- **RECORD EXCERPTS**:
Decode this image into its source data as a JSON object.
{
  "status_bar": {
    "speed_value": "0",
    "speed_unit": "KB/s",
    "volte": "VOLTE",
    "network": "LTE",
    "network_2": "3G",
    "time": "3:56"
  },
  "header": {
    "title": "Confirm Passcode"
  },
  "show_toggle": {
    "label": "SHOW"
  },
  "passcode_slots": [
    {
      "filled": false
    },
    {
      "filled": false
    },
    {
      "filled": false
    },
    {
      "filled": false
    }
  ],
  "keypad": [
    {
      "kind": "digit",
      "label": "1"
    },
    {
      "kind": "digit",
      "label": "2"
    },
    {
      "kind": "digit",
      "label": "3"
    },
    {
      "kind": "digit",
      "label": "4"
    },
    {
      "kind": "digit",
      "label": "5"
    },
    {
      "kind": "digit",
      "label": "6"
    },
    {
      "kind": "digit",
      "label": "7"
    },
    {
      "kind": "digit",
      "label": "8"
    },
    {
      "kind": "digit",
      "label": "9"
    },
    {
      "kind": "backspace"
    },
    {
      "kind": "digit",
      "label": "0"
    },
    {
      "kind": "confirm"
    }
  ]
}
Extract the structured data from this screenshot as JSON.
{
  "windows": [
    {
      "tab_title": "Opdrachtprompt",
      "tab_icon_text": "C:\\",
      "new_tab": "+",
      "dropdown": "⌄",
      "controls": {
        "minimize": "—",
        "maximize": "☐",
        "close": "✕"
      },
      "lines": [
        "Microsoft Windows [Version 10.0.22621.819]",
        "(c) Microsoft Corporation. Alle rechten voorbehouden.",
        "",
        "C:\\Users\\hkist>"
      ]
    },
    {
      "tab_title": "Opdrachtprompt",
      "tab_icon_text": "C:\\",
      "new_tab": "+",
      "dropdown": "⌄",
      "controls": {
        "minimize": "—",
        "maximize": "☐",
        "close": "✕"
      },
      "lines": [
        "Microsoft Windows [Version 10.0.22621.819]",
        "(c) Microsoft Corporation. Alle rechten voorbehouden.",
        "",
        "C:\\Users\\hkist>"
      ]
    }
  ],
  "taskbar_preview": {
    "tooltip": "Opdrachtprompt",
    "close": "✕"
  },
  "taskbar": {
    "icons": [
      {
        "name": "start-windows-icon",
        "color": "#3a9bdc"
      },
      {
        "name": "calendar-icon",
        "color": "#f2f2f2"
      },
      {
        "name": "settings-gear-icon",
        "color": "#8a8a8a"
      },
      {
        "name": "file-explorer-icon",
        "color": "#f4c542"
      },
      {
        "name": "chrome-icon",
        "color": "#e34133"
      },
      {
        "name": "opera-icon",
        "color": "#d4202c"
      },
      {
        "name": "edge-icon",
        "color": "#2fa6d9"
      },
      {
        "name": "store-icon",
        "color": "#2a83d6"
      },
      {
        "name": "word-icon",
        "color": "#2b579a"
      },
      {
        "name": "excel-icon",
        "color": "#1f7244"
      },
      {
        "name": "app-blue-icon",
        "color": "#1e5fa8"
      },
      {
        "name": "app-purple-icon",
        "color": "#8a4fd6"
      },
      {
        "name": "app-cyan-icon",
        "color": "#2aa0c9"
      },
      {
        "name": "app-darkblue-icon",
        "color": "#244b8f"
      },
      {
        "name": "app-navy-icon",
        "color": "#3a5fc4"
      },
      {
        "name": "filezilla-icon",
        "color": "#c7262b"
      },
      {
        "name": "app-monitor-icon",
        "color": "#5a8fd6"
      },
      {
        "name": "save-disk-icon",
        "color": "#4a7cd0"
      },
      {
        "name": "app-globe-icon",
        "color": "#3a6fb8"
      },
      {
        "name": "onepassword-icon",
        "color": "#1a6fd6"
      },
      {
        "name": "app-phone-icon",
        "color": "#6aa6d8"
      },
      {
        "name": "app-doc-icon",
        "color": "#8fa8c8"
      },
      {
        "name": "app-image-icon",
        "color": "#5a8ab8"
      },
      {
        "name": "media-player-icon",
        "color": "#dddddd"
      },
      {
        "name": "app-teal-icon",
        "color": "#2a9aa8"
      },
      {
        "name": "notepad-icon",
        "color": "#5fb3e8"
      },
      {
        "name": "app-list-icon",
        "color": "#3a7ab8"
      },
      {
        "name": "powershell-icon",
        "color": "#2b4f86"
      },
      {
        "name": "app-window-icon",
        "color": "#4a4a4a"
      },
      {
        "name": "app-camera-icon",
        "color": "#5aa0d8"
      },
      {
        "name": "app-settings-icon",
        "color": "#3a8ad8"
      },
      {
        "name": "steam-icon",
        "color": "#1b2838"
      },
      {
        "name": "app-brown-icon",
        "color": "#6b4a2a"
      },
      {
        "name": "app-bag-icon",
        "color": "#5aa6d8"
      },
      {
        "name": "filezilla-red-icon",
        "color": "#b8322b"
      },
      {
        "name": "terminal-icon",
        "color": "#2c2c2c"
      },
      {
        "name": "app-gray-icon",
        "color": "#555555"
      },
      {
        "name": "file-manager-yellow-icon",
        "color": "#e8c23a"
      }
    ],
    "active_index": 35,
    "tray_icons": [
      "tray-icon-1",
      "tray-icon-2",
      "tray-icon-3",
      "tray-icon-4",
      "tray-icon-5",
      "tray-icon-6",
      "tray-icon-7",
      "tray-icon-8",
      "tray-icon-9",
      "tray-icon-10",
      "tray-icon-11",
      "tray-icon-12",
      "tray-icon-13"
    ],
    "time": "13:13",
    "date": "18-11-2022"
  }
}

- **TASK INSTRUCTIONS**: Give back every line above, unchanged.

- **REPLY**:
Decode this image into its source data as a JSON object.
{
  "status_bar": {
    "speed_value": "0",
    "speed_unit": "KB/s",
    "volte": "VOLTE",
    "network": "LTE",
    "network_2": "3G",
    "time": "3:56"
  },
  "header": {
    "title": "Confirm Passcode"
  },
  "show_toggle": {
    "label": "SHOW"
  },
  "passcode_slots": [
    {
      "filled": false
    },
    {
      "filled": false
    },
    {
      "filled": false
    },
    {
      "filled": false
    }
  ],
  "keypad": [
    {
      "kind": "digit",
      "label": "1"
    },
    {
      "kind": "digit",
      "label": "2"
    },
    {
      "kind": "digit",
      "label": "3"
    },
    {
      "kind": "digit",
      "label": "4"
    },
    {
      "kind": "digit",
      "label": "5"
    },
    {
      "kind": "digit",
      "label": "6"
    },
    {
      "kind": "digit",
      "label": "7"
    },
    {
      "kind": "digit",
      "label": "8"
    },
    {
      "kind": "digit",
      "label": "9"
    },
    {
      "kind": "backspace"
    },
    {
      "kind": "digit",
      "label": "0"
    },
    {
      "kind": "confirm"
    }
  ]
}
Extract the structured data from this screenshot as JSON.
{
  "windows": [
    {
      "tab_title": "Opdrachtprompt",
      "tab_icon_text": "C:\\",
      "new_tab": "+",
      "dropdown": "⌄",
      "controls": {
        "minimize": "—",
        "maximize": "☐",
        "close": "✕"
      },
      "lines": [
        "Microsoft Windows [Version 10.0.22621.819]",
        "(c) Microsoft Corporation. Alle rechten voorbehouden.",
        "",
        "C:\\Users\\hkist>"
      ]
    },
    {
      "tab_title": "Opdrachtprompt",
      "tab_icon_text": "C:\\",
      "new_tab": "+",
      "dropdown": "⌄",
      "controls": {
        "minimize": "—",
        "maximize": "☐",
        "close": "✕"
      },
      "lines": [
        "Microsoft Windows [Version 10.0.22621.819]",
        "(c) Microsoft Corporation. Alle rechten voorbehouden.",
        "",
        "C:\\Users\\hkist>"
      ]
    }
  ],
  "taskbar_preview": {
    "tooltip": "Opdrachtprompt",
    "close": "✕"
  },
  "taskbar": {
    "icons": [
      {
        "name": "start-windows-icon",
        "color": "#3a9bdc"
      },
      {
        "name": "calendar-icon",
        "color": "#f2f2f2"
      },
      {
        "name": "settings-gear-icon",
        "color": "#8a8a8a"
      },
      {
        "name": "file-explorer-icon",
        "color": "#f4c542"
      },
      {
        "name": "chrome-icon",
        "color": "#e34133"
      },
      {
        "name": "opera-icon",
        "color": "#d4202c"
      },
      {
        "name": "edge-icon",
        "color": "#2fa6d9"
      },
      {
        "name": "store-icon",
        "color": "#2a83d6"
      },
      {
        "name": "word-icon",
        "color": "#2b579a"
      },
      {
        "name": "excel-icon",
        "color": "#1f7244"
      },
      {
        "name": "app-blue-icon",
        "color": "#1e5fa8"
      },
      {
        "name": "app-purple-icon",
        "color": "#8a4fd6"
      },
      {
        "name": "app-cyan-icon",
        "color": "#2aa0c9"
      },
      {
        "name": "app-darkblue-icon",
        "color": "#244b8f"
      },
      {
        "name": "app-navy-icon",
        "color": "#3a5fc4"
      },
      {
        "name": "filezilla-icon",
        "color": "#c7262b"
      },
      {
        "name": "app-monitor-icon",
        "color": "#5a8fd6"
      },
      {
        "name": "save-disk-icon",
        "color": "#4a7cd0"
      },
      {
        "name": "app-globe-icon",
        "color": "#3a6fb8"
      },
      {
        "name": "onepassword-icon",
        "color": "#1a6fd6"
      },
      {
        "name": "app-phone-icon",
        "color": "#6aa6d8"
      },
      {
        "name": "app-doc-icon",
        "color": "#8fa8c8"
      },
      {
        "name": "app-image-icon",
        "color": "#5a8ab8"
      },
      {
        "name": "media-player-icon",
        "color": "#dddddd"
      },
      {
        "name": "app-teal-icon",
        "color": "#2a9aa8"
      },
      {
        "name": "notepad-icon",
        "color": "#5fb3e8"
      },
      {
        "name": "app-list-icon",
        "color": "#3a7ab8"
      },
      {
        "name": "powershell-icon",
        "color": "#2b4f86"
      },
      {
        "name": "app-window-icon",
        "color": "#4a4a4a"
      },
      {
        "name": "app-camera-icon",
        "color": "#5aa0d8"
      },
      {
        "name": "app-settings-icon",
        "color": "#3a8ad8"
      },
      {
        "name": "steam-icon",
        "color": "#1b2838"
      },
      {
        "name": "app-brown-icon",
        "color": "#6b4a2a"
      },
      {
        "name": "app-bag-icon",
        "color": "#5aa6d8"
      },
      {
        "name": "filezilla-red-icon",
        "color": "#b8322b"
      },
      {
        "name": "terminal-icon",
        "color": "#2c2c2c"
      },
      {
        "name": "app-gray-icon",
        "color": "#555555"
      },
      {
        "name": "file-manager-yellow-icon",
        "color": "#e8c23a"
      }
    ],
    "active_index": 35,
    "tray_icons": [
      "tray-icon-1",
      "tray-icon-2",
      "tray-icon-3",
      "tray-icon-4",
      "tray-icon-5",
      "tray-icon-6",
      "tray-icon-7",
      "tray-icon-8",
      "tray-icon-9",
      "tray-icon-10",
      "tray-icon-11",
      "tray-icon-12",
      "tray-icon-13"
    ],
    "time": "13:13",
    "date": "18-11-2022"
  }
}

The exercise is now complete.